Now do the same with the rest of the pickups. The loudest and strongest “thump” should come when you tap each pickup individually. When you have placed the pickup selector switch in one of the positions where multiple pickups are selected, the “thump” should be a bit weaker. When you do this, don’t forget to test both pickups. The best way to prepare for this technique is to do the “thump” test while your guitar is wired up and working properly. This will allow you to tune your ears to the way a healthy “thump” sounds. The point of the “thump” test is that when the “thump” does not quite sound right, you can investigate before having put the strings back on.
Organizing Your Budget

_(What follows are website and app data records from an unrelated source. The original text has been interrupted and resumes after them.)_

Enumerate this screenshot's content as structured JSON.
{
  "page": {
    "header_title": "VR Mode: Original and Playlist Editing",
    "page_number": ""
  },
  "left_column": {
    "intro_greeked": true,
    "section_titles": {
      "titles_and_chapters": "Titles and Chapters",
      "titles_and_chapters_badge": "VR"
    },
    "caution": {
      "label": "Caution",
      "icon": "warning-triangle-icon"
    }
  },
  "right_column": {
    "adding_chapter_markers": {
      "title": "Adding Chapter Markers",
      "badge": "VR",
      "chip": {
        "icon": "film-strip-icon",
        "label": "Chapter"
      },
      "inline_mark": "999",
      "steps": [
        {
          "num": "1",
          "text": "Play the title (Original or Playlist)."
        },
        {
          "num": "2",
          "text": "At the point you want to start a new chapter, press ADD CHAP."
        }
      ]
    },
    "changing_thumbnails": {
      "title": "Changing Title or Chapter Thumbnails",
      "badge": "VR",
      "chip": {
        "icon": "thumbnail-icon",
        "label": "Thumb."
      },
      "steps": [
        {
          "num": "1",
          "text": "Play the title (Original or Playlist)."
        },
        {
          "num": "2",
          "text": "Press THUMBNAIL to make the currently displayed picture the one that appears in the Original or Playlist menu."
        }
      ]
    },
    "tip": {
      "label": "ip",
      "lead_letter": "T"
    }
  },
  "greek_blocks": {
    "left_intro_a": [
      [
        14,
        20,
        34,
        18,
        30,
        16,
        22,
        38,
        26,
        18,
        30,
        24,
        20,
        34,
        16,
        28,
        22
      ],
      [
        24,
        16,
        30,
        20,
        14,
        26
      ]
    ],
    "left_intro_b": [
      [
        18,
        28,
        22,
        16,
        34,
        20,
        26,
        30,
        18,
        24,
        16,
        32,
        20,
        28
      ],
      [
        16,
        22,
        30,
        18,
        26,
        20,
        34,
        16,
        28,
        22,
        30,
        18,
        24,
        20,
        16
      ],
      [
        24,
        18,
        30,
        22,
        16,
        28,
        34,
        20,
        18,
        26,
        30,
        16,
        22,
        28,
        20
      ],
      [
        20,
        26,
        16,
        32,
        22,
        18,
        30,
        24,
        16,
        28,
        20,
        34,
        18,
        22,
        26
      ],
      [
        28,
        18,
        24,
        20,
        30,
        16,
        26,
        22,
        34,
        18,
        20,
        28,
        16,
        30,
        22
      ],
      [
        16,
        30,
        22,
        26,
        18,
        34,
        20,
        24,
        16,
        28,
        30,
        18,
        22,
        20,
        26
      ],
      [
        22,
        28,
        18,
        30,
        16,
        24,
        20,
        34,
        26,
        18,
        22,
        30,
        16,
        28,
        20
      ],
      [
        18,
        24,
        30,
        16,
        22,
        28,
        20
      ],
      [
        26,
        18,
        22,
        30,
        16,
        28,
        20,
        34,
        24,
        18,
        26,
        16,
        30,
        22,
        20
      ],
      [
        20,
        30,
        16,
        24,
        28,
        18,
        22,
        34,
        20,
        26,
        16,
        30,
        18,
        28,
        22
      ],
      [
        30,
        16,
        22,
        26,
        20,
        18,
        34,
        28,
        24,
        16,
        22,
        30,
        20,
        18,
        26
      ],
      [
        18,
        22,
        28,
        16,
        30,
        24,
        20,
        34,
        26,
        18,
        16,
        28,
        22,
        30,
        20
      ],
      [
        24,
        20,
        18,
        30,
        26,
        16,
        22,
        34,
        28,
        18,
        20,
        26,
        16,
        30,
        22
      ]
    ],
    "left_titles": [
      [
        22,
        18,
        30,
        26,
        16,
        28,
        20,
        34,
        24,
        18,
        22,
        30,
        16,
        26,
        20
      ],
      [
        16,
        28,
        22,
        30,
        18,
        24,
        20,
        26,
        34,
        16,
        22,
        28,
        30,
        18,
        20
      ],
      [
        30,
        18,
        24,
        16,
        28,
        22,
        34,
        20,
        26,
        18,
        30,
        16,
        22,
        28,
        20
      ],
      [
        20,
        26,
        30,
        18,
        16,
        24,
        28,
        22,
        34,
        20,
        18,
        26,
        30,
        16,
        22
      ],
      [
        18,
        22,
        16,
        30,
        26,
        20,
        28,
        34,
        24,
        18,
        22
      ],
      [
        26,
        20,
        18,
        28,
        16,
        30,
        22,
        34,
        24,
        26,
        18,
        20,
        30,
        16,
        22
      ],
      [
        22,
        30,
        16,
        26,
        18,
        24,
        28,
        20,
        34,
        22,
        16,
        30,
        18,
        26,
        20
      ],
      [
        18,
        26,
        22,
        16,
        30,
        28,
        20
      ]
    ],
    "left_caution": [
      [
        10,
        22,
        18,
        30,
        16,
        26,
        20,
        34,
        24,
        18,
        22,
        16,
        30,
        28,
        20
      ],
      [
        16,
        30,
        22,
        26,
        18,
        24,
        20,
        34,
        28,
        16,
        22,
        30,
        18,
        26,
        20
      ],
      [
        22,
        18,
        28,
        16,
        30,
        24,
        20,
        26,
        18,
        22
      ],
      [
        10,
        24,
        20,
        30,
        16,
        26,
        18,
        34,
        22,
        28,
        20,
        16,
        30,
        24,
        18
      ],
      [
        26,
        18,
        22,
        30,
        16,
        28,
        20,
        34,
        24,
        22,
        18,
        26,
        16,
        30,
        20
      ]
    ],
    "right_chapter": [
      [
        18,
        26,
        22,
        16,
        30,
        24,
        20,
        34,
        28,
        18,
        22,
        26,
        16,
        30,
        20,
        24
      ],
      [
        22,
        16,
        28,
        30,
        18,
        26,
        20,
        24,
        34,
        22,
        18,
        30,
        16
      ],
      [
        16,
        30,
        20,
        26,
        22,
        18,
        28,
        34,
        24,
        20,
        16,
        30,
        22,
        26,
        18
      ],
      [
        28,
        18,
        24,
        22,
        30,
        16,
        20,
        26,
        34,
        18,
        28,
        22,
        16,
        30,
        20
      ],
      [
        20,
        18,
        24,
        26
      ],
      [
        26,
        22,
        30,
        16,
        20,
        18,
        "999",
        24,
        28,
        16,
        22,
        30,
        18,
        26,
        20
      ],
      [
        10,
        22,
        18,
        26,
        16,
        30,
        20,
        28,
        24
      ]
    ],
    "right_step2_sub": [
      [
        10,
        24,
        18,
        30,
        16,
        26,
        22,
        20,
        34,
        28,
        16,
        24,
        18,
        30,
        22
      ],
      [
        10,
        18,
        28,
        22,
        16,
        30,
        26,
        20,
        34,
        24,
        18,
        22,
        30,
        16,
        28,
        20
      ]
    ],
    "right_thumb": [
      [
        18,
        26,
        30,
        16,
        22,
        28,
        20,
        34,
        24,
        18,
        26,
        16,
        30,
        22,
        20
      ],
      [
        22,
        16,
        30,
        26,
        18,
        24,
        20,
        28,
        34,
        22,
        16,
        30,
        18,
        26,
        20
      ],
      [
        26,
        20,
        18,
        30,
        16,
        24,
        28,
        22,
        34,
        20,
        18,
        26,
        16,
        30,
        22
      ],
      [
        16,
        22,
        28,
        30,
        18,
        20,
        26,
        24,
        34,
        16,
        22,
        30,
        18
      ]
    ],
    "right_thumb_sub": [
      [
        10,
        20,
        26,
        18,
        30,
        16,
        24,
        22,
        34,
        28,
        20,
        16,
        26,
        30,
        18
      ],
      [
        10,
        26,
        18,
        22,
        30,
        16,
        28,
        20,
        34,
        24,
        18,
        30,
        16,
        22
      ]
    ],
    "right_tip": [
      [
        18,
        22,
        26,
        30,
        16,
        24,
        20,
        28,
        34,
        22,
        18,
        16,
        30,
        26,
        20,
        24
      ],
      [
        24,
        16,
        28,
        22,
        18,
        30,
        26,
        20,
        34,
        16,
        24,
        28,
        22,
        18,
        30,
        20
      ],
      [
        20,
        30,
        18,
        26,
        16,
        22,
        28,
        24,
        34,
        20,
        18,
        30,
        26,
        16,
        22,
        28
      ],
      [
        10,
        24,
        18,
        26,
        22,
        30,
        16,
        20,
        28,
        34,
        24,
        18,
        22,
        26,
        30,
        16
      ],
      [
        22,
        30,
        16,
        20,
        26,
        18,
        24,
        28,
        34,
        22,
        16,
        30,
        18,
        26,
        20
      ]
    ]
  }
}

If you have an unlimited amount of money to spend on your project, then skip this section. If you are working within a strict budget, then it’s important that you allocate funds wisely. Whatever you do, do NOT skimp on the neck. While everything has an effect on your sound, the two parts that have the biggest effect are the pickups and the neck. There is just no point in getting a super-fancy body with AAA quilted maple and then wind up with a sub-standard neck that does not feel right in your hands. Worry about the neck first, pickups next, body third.
Again, everything is important, but the neck is where you make the most contact with the guitar; it has to feel right. Think about what back shape you want for the neck, what kind of finger board wood you want to use and what size frets you want. It all maters.
The most important thing is to have fun with this. If you don’t enjoy it, then it will feel like work and you will risk either not completing your project or never doing another one again. If possible, get the best neck you can afford and get a few sets of pickups. Once your guitar is complete, you can experiment by swapping out the pickups with other ones and see how much the sound can vary.
I would almost recommend you get the crappiest body you come across. Why? Because the body is the part that takes the greatest beating when you build a guitar. Everything gets screwed to the body. Screw holes get soft and stripped, your soldering iron can slip when it’s hot, etc. There’s no point in spending a lot of money on a really nice, shiny body when at the end of the day, it is just going to get scratched up. Take the best care of your neck, keep it clean and keep it in a safe place. Take good are of your pickups, but don’t worry too much about them. Most pickups are affordable and easy to replace. If you are using super expensive or rare vintage pickups, then yes, take extra special care of them.
Once you have built a few guitars and have a strong idea in your head about how you like to go about it, then it makes more sense to use a more expensive body, as there will be fewer mistakes, nicks and scratches, etc.